TREASURIES-U.S. bond prices fall as data offers hope on economy
* Chicago PMI surges to 2-1/2-year high in October
* U.S. jobless claims fall in line with forecast
* Treasuries poised for second straight month of gains

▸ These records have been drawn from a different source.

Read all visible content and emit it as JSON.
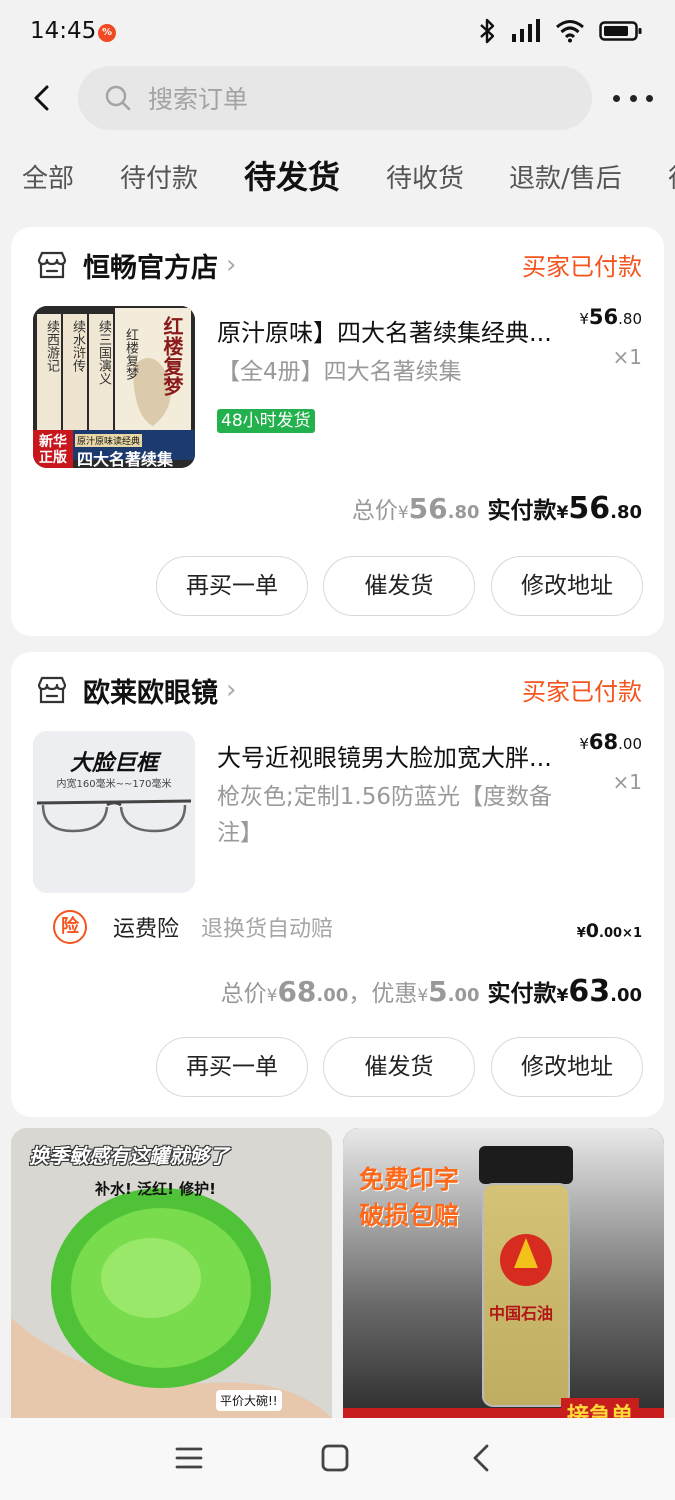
{
  "status_bar": {
    "time": "14:45",
    "notif_badge": "%"
  },
  "header": {
    "search_placeholder": "搜索订单"
  },
  "tabs": [
    {
      "label": "全部",
      "active": false
    },
    {
      "label": "待付款",
      "active": false
    },
    {
      "label": "待发货",
      "active": true
    },
    {
      "label": "待收货",
      "active": false
    },
    {
      "label": "退款/售后",
      "active": false
    },
    {
      "label": "待",
      "active": false
    }
  ],
  "orders": [
    {
      "shop_name": "恒畅官方店",
      "status": "买家已付款",
      "product_title": "原汁原味】四大名著续集经典...",
      "spec": "【全4册】四大名著续集",
      "badge": "48小时发货",
      "price_cur": "¥",
      "price_int": "56",
      "price_dec": ".80",
      "qty": "×1",
      "total_label": "总价",
      "total_cur": "¥",
      "total_int": "56",
      "total_dec": ".80",
      "pay_label": "实付款",
      "pay_cur": "¥",
      "pay_int": "56",
      "pay_dec": ".80",
      "thumb": {
        "books": [
          "续西游记",
          "续水浒传",
          "续三国演义",
          "红楼复梦"
        ],
        "cover_title": "红楼复梦",
        "banner_top": "原汁原味读经典",
        "banner": "四大名著续集",
        "stamp": "新华正版"
      },
      "buttons": [
        "再买一单",
        "催发货",
        "修改地址"
      ]
    },
    {
      "shop_name": "欧莱欧眼镜",
      "status": "买家已付款",
      "product_title": "大号近视眼镜男大脸加宽大胖...",
      "spec": "枪灰色;定制1.56防蓝光【度数备注】",
      "price_cur": "¥",
      "price_int": "68",
      "price_dec": ".00",
      "qty": "×1",
      "insurance": {
        "icon": "险",
        "name": "运费险",
        "desc": "退换货自动赔",
        "price_cur": "¥",
        "price_int": "0",
        "price_dec": ".00",
        "qty": "×1"
      },
      "total_label": "总价",
      "total_cur": "¥",
      "total_int": "68",
      "total_dec": ".00",
      "discount_label": "，优惠",
      "discount_cur": "¥",
      "discount_int": "5",
      "discount_dec": ".00",
      "pay_label": "实付款",
      "pay_cur": "¥",
      "pay_int": "63",
      "pay_dec": ".00",
      "thumb": {
        "headline": "大脸巨框",
        "sub": "内宽160毫米~~170毫米"
      },
      "buttons": [
        "再买一单",
        "催发货",
        "修改地址"
      ]
    }
  ],
  "recommendations": [
    {
      "headline": "换季敏感有这罐就够了",
      "sub": "补水! 泛红! 修护!",
      "tag": "平价大碗!!"
    },
    {
      "line1": "免费印字",
      "line2": "破损包赔",
      "brand": "中国石油",
      "corner": "接急单"
    }
  ],
  "colors": {
    "accent": "#f5541e",
    "badge_green": "#23b14d",
    "bg": "#f2f2f2"
  }
}
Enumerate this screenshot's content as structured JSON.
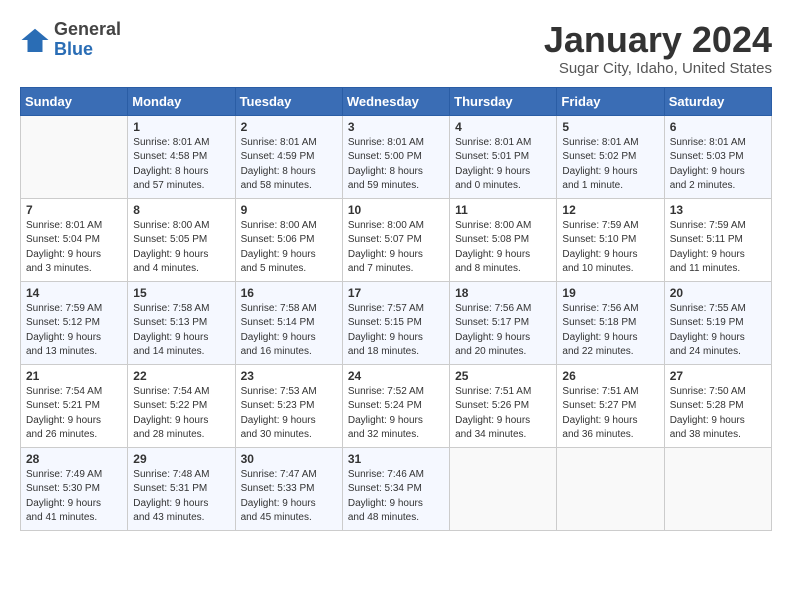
{
  "header": {
    "logo_general": "General",
    "logo_blue": "Blue",
    "month_title": "January 2024",
    "location": "Sugar City, Idaho, United States"
  },
  "days_of_week": [
    "Sunday",
    "Monday",
    "Tuesday",
    "Wednesday",
    "Thursday",
    "Friday",
    "Saturday"
  ],
  "weeks": [
    [
      {
        "day": "",
        "info": ""
      },
      {
        "day": "1",
        "info": "Sunrise: 8:01 AM\nSunset: 4:58 PM\nDaylight: 8 hours\nand 57 minutes."
      },
      {
        "day": "2",
        "info": "Sunrise: 8:01 AM\nSunset: 4:59 PM\nDaylight: 8 hours\nand 58 minutes."
      },
      {
        "day": "3",
        "info": "Sunrise: 8:01 AM\nSunset: 5:00 PM\nDaylight: 8 hours\nand 59 minutes."
      },
      {
        "day": "4",
        "info": "Sunrise: 8:01 AM\nSunset: 5:01 PM\nDaylight: 9 hours\nand 0 minutes."
      },
      {
        "day": "5",
        "info": "Sunrise: 8:01 AM\nSunset: 5:02 PM\nDaylight: 9 hours\nand 1 minute."
      },
      {
        "day": "6",
        "info": "Sunrise: 8:01 AM\nSunset: 5:03 PM\nDaylight: 9 hours\nand 2 minutes."
      }
    ],
    [
      {
        "day": "7",
        "info": "Sunrise: 8:01 AM\nSunset: 5:04 PM\nDaylight: 9 hours\nand 3 minutes."
      },
      {
        "day": "8",
        "info": "Sunrise: 8:00 AM\nSunset: 5:05 PM\nDaylight: 9 hours\nand 4 minutes."
      },
      {
        "day": "9",
        "info": "Sunrise: 8:00 AM\nSunset: 5:06 PM\nDaylight: 9 hours\nand 5 minutes."
      },
      {
        "day": "10",
        "info": "Sunrise: 8:00 AM\nSunset: 5:07 PM\nDaylight: 9 hours\nand 7 minutes."
      },
      {
        "day": "11",
        "info": "Sunrise: 8:00 AM\nSunset: 5:08 PM\nDaylight: 9 hours\nand 8 minutes."
      },
      {
        "day": "12",
        "info": "Sunrise: 7:59 AM\nSunset: 5:10 PM\nDaylight: 9 hours\nand 10 minutes."
      },
      {
        "day": "13",
        "info": "Sunrise: 7:59 AM\nSunset: 5:11 PM\nDaylight: 9 hours\nand 11 minutes."
      }
    ],
    [
      {
        "day": "14",
        "info": "Sunrise: 7:59 AM\nSunset: 5:12 PM\nDaylight: 9 hours\nand 13 minutes."
      },
      {
        "day": "15",
        "info": "Sunrise: 7:58 AM\nSunset: 5:13 PM\nDaylight: 9 hours\nand 14 minutes."
      },
      {
        "day": "16",
        "info": "Sunrise: 7:58 AM\nSunset: 5:14 PM\nDaylight: 9 hours\nand 16 minutes."
      },
      {
        "day": "17",
        "info": "Sunrise: 7:57 AM\nSunset: 5:15 PM\nDaylight: 9 hours\nand 18 minutes."
      },
      {
        "day": "18",
        "info": "Sunrise: 7:56 AM\nSunset: 5:17 PM\nDaylight: 9 hours\nand 20 minutes."
      },
      {
        "day": "19",
        "info": "Sunrise: 7:56 AM\nSunset: 5:18 PM\nDaylight: 9 hours\nand 22 minutes."
      },
      {
        "day": "20",
        "info": "Sunrise: 7:55 AM\nSunset: 5:19 PM\nDaylight: 9 hours\nand 24 minutes."
      }
    ],
    [
      {
        "day": "21",
        "info": "Sunrise: 7:54 AM\nSunset: 5:21 PM\nDaylight: 9 hours\nand 26 minutes."
      },
      {
        "day": "22",
        "info": "Sunrise: 7:54 AM\nSunset: 5:22 PM\nDaylight: 9 hours\nand 28 minutes."
      },
      {
        "day": "23",
        "info": "Sunrise: 7:53 AM\nSunset: 5:23 PM\nDaylight: 9 hours\nand 30 minutes."
      },
      {
        "day": "24",
        "info": "Sunrise: 7:52 AM\nSunset: 5:24 PM\nDaylight: 9 hours\nand 32 minutes."
      },
      {
        "day": "25",
        "info": "Sunrise: 7:51 AM\nSunset: 5:26 PM\nDaylight: 9 hours\nand 34 minutes."
      },
      {
        "day": "26",
        "info": "Sunrise: 7:51 AM\nSunset: 5:27 PM\nDaylight: 9 hours\nand 36 minutes."
      },
      {
        "day": "27",
        "info": "Sunrise: 7:50 AM\nSunset: 5:28 PM\nDaylight: 9 hours\nand 38 minutes."
      }
    ],
    [
      {
        "day": "28",
        "info": "Sunrise: 7:49 AM\nSunset: 5:30 PM\nDaylight: 9 hours\nand 41 minutes."
      },
      {
        "day": "29",
        "info": "Sunrise: 7:48 AM\nSunset: 5:31 PM\nDaylight: 9 hours\nand 43 minutes."
      },
      {
        "day": "30",
        "info": "Sunrise: 7:47 AM\nSunset: 5:33 PM\nDaylight: 9 hours\nand 45 minutes."
      },
      {
        "day": "31",
        "info": "Sunrise: 7:46 AM\nSunset: 5:34 PM\nDaylight: 9 hours\nand 48 minutes."
      },
      {
        "day": "",
        "info": ""
      },
      {
        "day": "",
        "info": ""
      },
      {
        "day": "",
        "info": ""
      }
    ]
  ]
}
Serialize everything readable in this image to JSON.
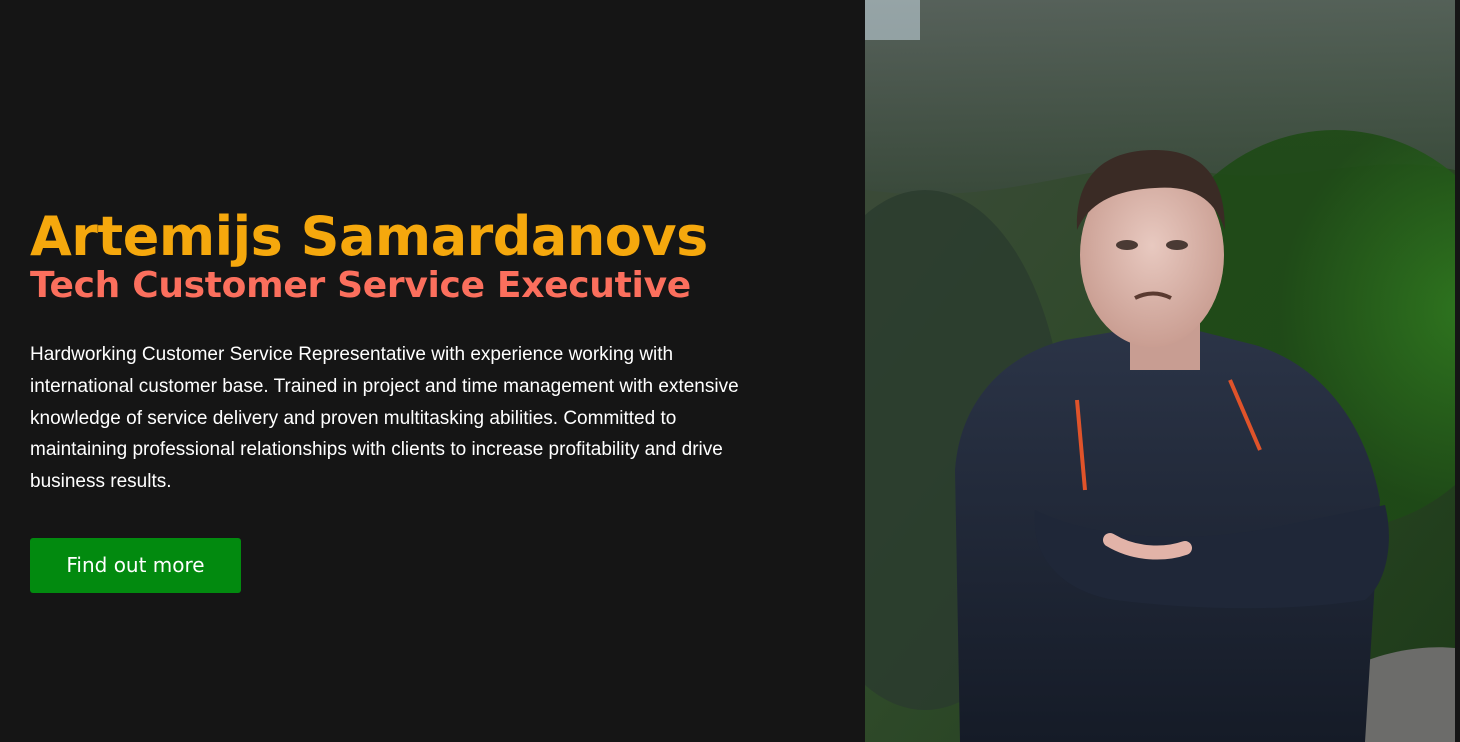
{
  "hero": {
    "name": "Artemijs Samardanovs",
    "title": "Tech Customer Service Executive",
    "summary": "Hardworking Customer Service Representative with experience working with international customer base. Trained in project and time management with extensive knowledge of service delivery and proven multitasking abilities. Committed to maintaining professional relationships with clients to increase profitability and drive business results.",
    "cta_label": "Find out more"
  },
  "colors": {
    "background": "#151515",
    "name": "#f5a80d",
    "title": "#fb6f5d",
    "text": "#ffffff",
    "button": "#028a0f"
  },
  "photo": {
    "subject": "portrait-photo"
  }
}
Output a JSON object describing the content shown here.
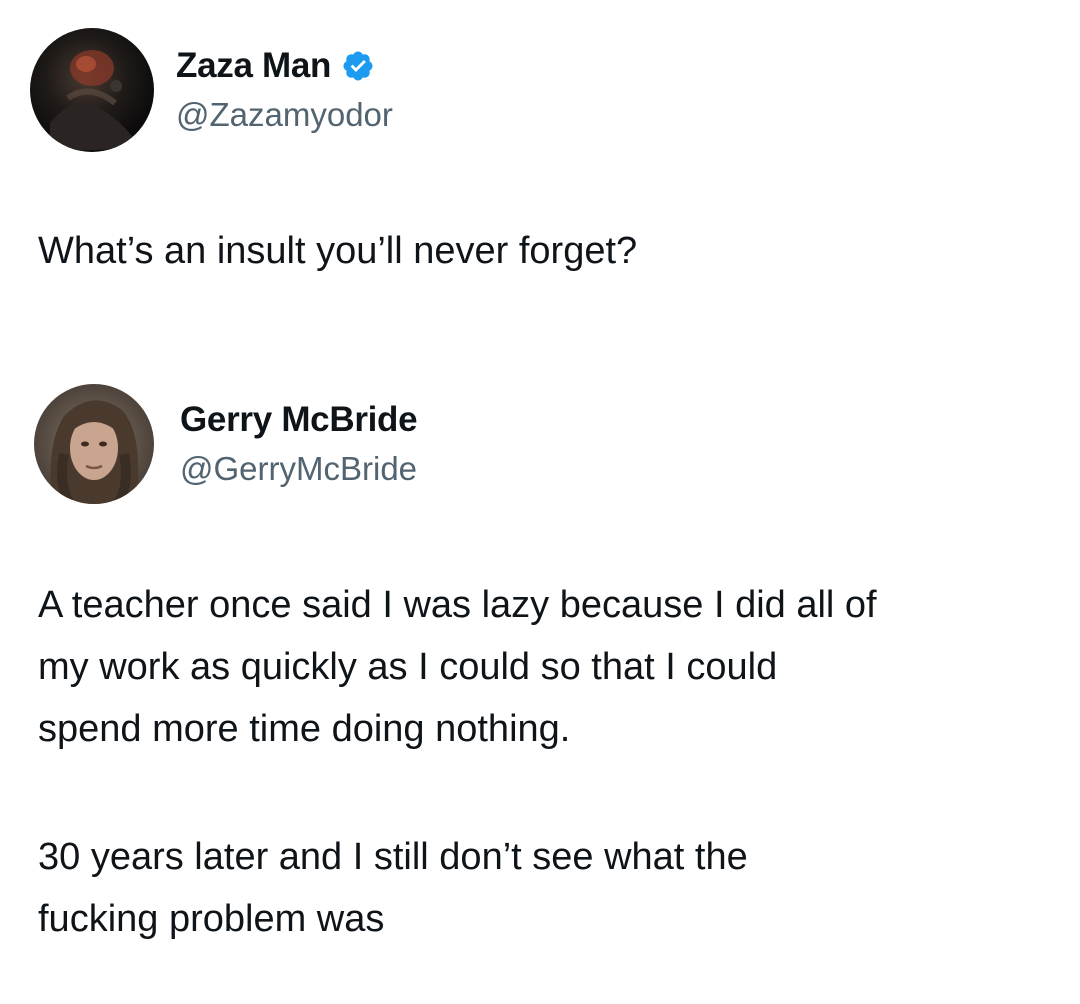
{
  "original_tweet": {
    "author": {
      "display_name": "Zaza Man",
      "handle": "@Zazamyodor",
      "verified": true,
      "verified_badge_color": "#1d9bf0"
    },
    "text": "What’s an insult you’ll never forget?"
  },
  "reply_tweet": {
    "author": {
      "display_name": "Gerry McBride",
      "handle": "@GerryMcBride",
      "verified": false
    },
    "paragraphs": [
      "A teacher once said I was lazy because I did all of\nmy work as quickly as I could so that I could\nspend more time doing nothing.",
      "30 years later and I still don’t see what the\nfucking problem was"
    ]
  },
  "colors": {
    "text_primary": "#0f1419",
    "text_secondary": "#536471",
    "background": "#ffffff"
  }
}
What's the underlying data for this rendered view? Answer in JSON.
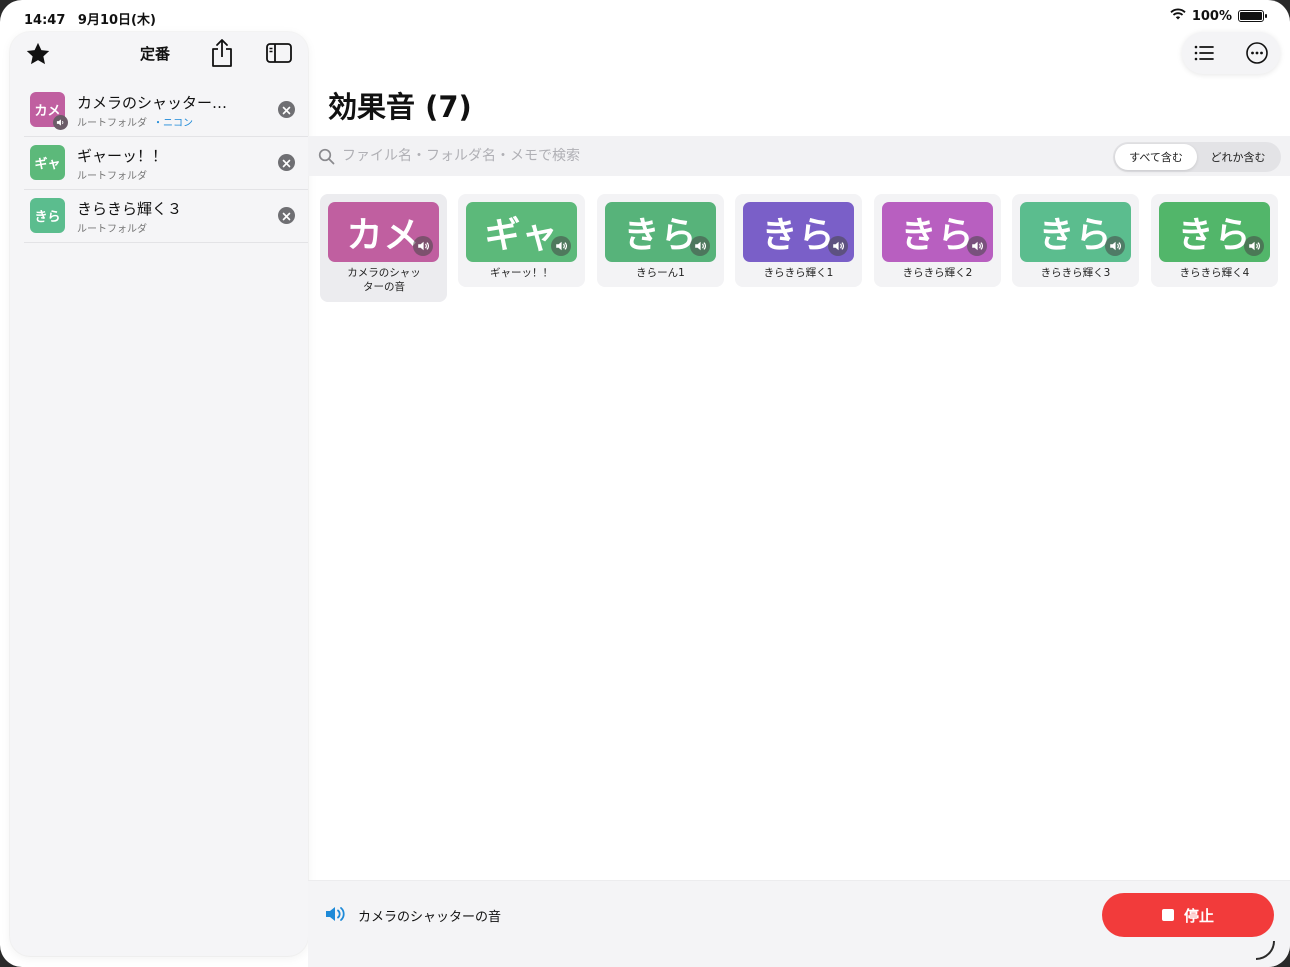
{
  "status_bar": {
    "time": "14:47",
    "date": "9月10日(木)",
    "battery": "100%"
  },
  "sidebar": {
    "title": "定番",
    "favorites": [
      {
        "thumb": "カメ",
        "name": "カメラのシャッター…",
        "folder": "ルートフォルダ",
        "tag": "・ニコン",
        "color": "#c05fa0",
        "has_speaker": true
      },
      {
        "thumb": "ギャ",
        "name": "ギャーッ！！",
        "folder": "ルートフォルダ",
        "tag": "",
        "color": "#5cb97a",
        "has_speaker": false
      },
      {
        "thumb": "きら",
        "name": "きらきら輝く３",
        "folder": "ルートフォルダ",
        "tag": "",
        "color": "#5bbd8e",
        "has_speaker": false
      }
    ]
  },
  "main": {
    "title": "効果音 (7)",
    "search": {
      "placeholder": "ファイル名・フォルダ名・メモで検索",
      "value": ""
    },
    "filter": {
      "options": [
        "すべて含む",
        "どれか含む"
      ],
      "selected": "すべて含む"
    },
    "sounds": [
      {
        "thumb": "カメ",
        "label": "カメラのシャッターの音",
        "color": "#c05fa0",
        "selected": true
      },
      {
        "thumb": "ギャ",
        "label": "ギャーッ！！",
        "color": "#5cb97a",
        "selected": false
      },
      {
        "thumb": "きら",
        "label": "きらーん1",
        "color": "#57b37a",
        "selected": false
      },
      {
        "thumb": "きら",
        "label": "きらきら輝く1",
        "color": "#7a5fc8",
        "selected": false
      },
      {
        "thumb": "きら",
        "label": "きらきら輝く2",
        "color": "#b85fc0",
        "selected": false
      },
      {
        "thumb": "きら",
        "label": "きらきら輝く3",
        "color": "#5bbd8e",
        "selected": false
      },
      {
        "thumb": "きら",
        "label": "きらきら輝く4",
        "color": "#52b66a",
        "selected": false
      }
    ]
  },
  "player": {
    "now_playing": "カメラのシャッターの音",
    "stop_label": "停止"
  },
  "colors": {
    "accent": "#1e8ad8",
    "stop": "#f23b3b"
  },
  "icons": [
    "star-icon",
    "share-icon",
    "sidebar-toggle-icon",
    "list-icon",
    "more-icon",
    "search-icon",
    "speaker-icon",
    "close-icon",
    "wifi-icon",
    "battery-icon"
  ]
}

NEW YORK, Oct 31 (Reuters) - U.S. Treasuries prices fell on Thursday as a stunningly strong report on Midwest business activity reduced some pessimism that fourth-quarter growth will be sub-par due to the recent federal government shutdown. Despite Thursday's decline, the bond market was poised for a second month of gains after a dismal summer. The Institute for Supply Management-Chicago said its regional business index jumped to 65.9 in October from 55.7 last month. The reading handily beat the 55.0 forecast by analysts and was the highest level since March 2011. "This was just ridiculously strong," said Eric Green, global head of rates and currency research and strategy at TD Securities in New York. Still, Green and other analysts downplayed the importance of the data as many other indicators have signaled slower demand and hiring in the aftermath of the first partial federal government shutdown in 17 years. They stuck to the view that the Federal Reserve will keep its current $85 billion monthly pace of bond purchases into early 2014 to support the economy. The federal government's report on Thursday of a decline in new jobless claims in the latest week added to signs of resilience in the economy. New claims fell by 10,000 to 340,000, in line with a forecast for new claims of 339,000. "Things are not unraveling even though we might get another disappointing jobs report," Green said. The Labor Department will release its non-farm payrolls report for October at the end of next week. While the monthly jobs data is always closely watched, the report for October is being awaited with particular interest because investors are looking for signs of the impact of the 16-day government shutdown in the first part of the month. The bond market added to losses on Wednesday tied to a perceived less dovish view from the Fed after its two-day meeting. Analysts concluded the Fed left the door open to reducing bond-purchase stimulus in the coming months even though policy-makers acknowledged slower growth stemming from the government shutdown. The Fed bought $927 million worth of Treasuries due in November 2024 to May 2030, which was the latest purchase for its bond-buying program. Treasuries prices rose earlier along with German Bunds as disappointing euro zone data raised hopes that the European Central Bank might lower interest rates next week in an effort to support that region's struggling economy. "A lot of people think next week the ECB might cut rates or provide more liquidity," said David Keeble, global head of interest rates strategy at Credit Agricole Corporate & Investment Bank in New York. The European Union's statistics office reported that euro zone inflation sagged to a near four-year low in October with unemployment lingering at record highs in September. "This plays into more action from the ECB," Keeble said. Benchmark 10-year Treasury notes were 9/32 lower in price with a yield of 2.561 percent, up 3 basis points from late on Wednesday. They lagged their German counterparts, with the 10-year yield premium rising to 85 basis points, the highest since mid-September, according to Reuters data. The 10-year yield has fallen 50 basis points from a two-year high of 3 percent. The yield touched a three-month low last week at 2.471 percent. Month-to-date, Treasuries have earned a total return of 0.49 percent following a 0.7 percent gain in September. But they were still down 1.53 percent so far this year, according to an index compiled by Barclays.